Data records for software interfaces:
────
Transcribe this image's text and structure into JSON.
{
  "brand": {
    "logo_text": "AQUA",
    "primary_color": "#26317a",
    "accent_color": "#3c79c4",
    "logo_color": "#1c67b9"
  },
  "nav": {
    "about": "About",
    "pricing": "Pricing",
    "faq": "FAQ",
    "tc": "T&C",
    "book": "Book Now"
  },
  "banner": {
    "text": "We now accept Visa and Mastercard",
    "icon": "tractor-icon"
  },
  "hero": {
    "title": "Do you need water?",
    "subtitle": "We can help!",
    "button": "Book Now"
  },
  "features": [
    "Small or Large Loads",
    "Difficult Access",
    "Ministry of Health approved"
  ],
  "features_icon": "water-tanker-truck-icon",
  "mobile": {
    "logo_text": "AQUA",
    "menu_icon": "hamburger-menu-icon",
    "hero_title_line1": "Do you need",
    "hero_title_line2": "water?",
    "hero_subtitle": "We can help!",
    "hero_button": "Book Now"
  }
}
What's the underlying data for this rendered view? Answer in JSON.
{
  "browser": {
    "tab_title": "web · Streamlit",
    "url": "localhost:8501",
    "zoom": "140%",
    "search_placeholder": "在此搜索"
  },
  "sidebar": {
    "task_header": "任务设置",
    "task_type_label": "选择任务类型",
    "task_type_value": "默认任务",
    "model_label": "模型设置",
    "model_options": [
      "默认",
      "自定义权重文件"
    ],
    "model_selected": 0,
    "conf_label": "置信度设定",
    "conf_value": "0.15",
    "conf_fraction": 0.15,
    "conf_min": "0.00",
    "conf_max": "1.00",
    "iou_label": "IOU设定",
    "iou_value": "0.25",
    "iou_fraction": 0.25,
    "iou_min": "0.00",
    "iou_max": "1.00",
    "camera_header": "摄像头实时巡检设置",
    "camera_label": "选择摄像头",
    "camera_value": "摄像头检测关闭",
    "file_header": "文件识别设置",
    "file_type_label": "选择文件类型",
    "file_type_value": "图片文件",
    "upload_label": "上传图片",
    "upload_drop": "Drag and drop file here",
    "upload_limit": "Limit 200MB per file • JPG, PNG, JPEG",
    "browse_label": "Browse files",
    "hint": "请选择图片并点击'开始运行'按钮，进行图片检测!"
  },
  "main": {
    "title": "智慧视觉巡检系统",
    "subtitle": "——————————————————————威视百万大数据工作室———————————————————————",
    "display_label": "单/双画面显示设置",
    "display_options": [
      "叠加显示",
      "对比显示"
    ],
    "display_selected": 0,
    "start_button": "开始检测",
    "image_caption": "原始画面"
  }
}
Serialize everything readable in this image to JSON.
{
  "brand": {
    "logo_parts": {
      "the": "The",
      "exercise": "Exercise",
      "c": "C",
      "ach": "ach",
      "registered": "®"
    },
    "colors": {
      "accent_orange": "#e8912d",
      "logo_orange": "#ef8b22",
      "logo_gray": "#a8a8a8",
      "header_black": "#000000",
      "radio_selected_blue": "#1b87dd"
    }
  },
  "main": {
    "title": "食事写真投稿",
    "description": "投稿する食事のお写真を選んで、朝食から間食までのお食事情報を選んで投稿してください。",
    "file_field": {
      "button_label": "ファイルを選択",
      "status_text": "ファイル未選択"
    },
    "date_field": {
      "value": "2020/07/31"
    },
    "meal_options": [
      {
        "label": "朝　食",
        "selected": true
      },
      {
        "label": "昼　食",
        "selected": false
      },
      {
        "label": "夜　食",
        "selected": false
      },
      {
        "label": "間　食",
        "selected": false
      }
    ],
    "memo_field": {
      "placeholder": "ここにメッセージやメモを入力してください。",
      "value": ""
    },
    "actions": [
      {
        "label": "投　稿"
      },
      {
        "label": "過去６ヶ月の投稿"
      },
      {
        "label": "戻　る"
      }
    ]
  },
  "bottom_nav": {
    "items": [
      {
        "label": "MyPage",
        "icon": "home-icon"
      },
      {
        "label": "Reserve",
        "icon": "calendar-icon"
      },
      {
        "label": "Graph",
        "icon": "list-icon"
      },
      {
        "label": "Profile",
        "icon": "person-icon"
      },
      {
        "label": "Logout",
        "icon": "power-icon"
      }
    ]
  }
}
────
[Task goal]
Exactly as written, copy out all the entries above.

[Answer box]
Transcribe this image's text and structure into JSON.
{
  "brand": {
    "logo_text": "AQUA",
    "primary_color": "#26317a",
    "accent_color": "#3c79c4",
    "logo_color": "#1c67b9"
  },
  "nav": {
    "about": "About",
    "pricing": "Pricing",
    "faq": "FAQ",
    "tc": "T&C",
    "book": "Book Now"
  },
  "banner": {
    "text": "We now accept Visa and Mastercard",
    "icon": "tractor-icon"
  },
  "hero": {
    "title": "Do you need water?",
    "subtitle": "We can help!",
    "button": "Book Now"
  },
  "features": [
    "Small or Large Loads",
    "Difficult Access",
    "Ministry of Health approved"
  ],
  "features_icon": "water-tanker-truck-icon",
  "mobile": {
    "logo_text": "AQUA",
    "menu_icon": "hamburger-menu-icon",
    "hero_title_line1": "Do you need",
    "hero_title_line2": "water?",
    "hero_subtitle": "We can help!",
    "hero_button": "Book Now"
  }
}
What's the underlying data for this rendered view? Answer in JSON.
{
  "browser": {
    "tab_title": "web · Streamlit",
    "url": "localhost:8501",
    "zoom": "140%",
    "search_placeholder": "在此搜索"
  },
  "sidebar": {
    "task_header": "任务设置",
    "task_type_label": "选择任务类型",
    "task_type_value": "默认任务",
    "model_label": "模型设置",
    "model_options": [
      "默认",
      "自定义权重文件"
    ],
    "model_selected": 0,
    "conf_label": "置信度设定",
    "conf_value": "0.15",
    "conf_fraction": 0.15,
    "conf_min": "0.00",
    "conf_max": "1.00",
    "iou_label": "IOU设定",
    "iou_value": "0.25",
    "iou_fraction": 0.25,
    "iou_min": "0.00",
    "iou_max": "1.00",
    "camera_header": "摄像头实时巡检设置",
    "camera_label": "选择摄像头",
    "camera_value": "摄像头检测关闭",
    "file_header": "文件识别设置",
    "file_type_label": "选择文件类型",
    "file_type_value": "图片文件",
    "upload_label": "上传图片",
    "upload_drop": "Drag and drop file here",
    "upload_limit": "Limit 200MB per file • JPG, PNG, JPEG",
    "browse_label": "Browse files",
    "hint": "请选择图片并点击'开始运行'按钮，进行图片检测!"
  },
  "main": {
    "title": "智慧视觉巡检系统",
    "subtitle": "——————————————————————威视百万大数据工作室———————————————————————",
    "display_label": "单/双画面显示设置",
    "display_options": [
      "叠加显示",
      "对比显示"
    ],
    "display_selected": 0,
    "start_button": "开始检测",
    "image_caption": "原始画面"
  }
}
Serialize everything readable in this image to JSON.
{
  "brand": {
    "logo_parts": {
      "the": "The",
      "exercise": "Exercise",
      "c": "C",
      "ach": "ach",
      "registered": "®"
    },
    "colors": {
      "accent_orange": "#e8912d",
      "logo_orange": "#ef8b22",
      "logo_gray": "#a8a8a8",
      "header_black": "#000000",
      "radio_selected_blue": "#1b87dd"
    }
  },
  "main": {
    "title": "食事写真投稿",
    "description": "投稿する食事のお写真を選んで、朝食から間食までのお食事情報を選んで投稿してください。",
    "file_field": {
      "button_label": "ファイルを選択",
      "status_text": "ファイル未選択"
    },
    "date_field": {
      "value": "2020/07/31"
    },
    "meal_options": [
      {
        "label": "朝　食",
        "selected": true
      },
      {
        "label": "昼　食",
        "selected": false
      },
      {
        "label": "夜　食",
        "selected": false
      },
      {
        "label": "間　食",
        "selected": false
      }
    ],
    "memo_field": {
      "placeholder": "ここにメッセージやメモを入力してください。",
      "value": ""
    },
    "actions": [
      {
        "label": "投　稿"
      },
      {
        "label": "過去６ヶ月の投稿"
      },
      {
        "label": "戻　る"
      }
    ]
  },
  "bottom_nav": {
    "items": [
      {
        "label": "MyPage",
        "icon": "home-icon"
      },
      {
        "label": "Reserve",
        "icon": "calendar-icon"
      },
      {
        "label": "Graph",
        "icon": "list-icon"
      },
      {
        "label": "Profile",
        "icon": "person-icon"
      },
      {
        "label": "Logout",
        "icon": "power-icon"
      }
    ]
  }
}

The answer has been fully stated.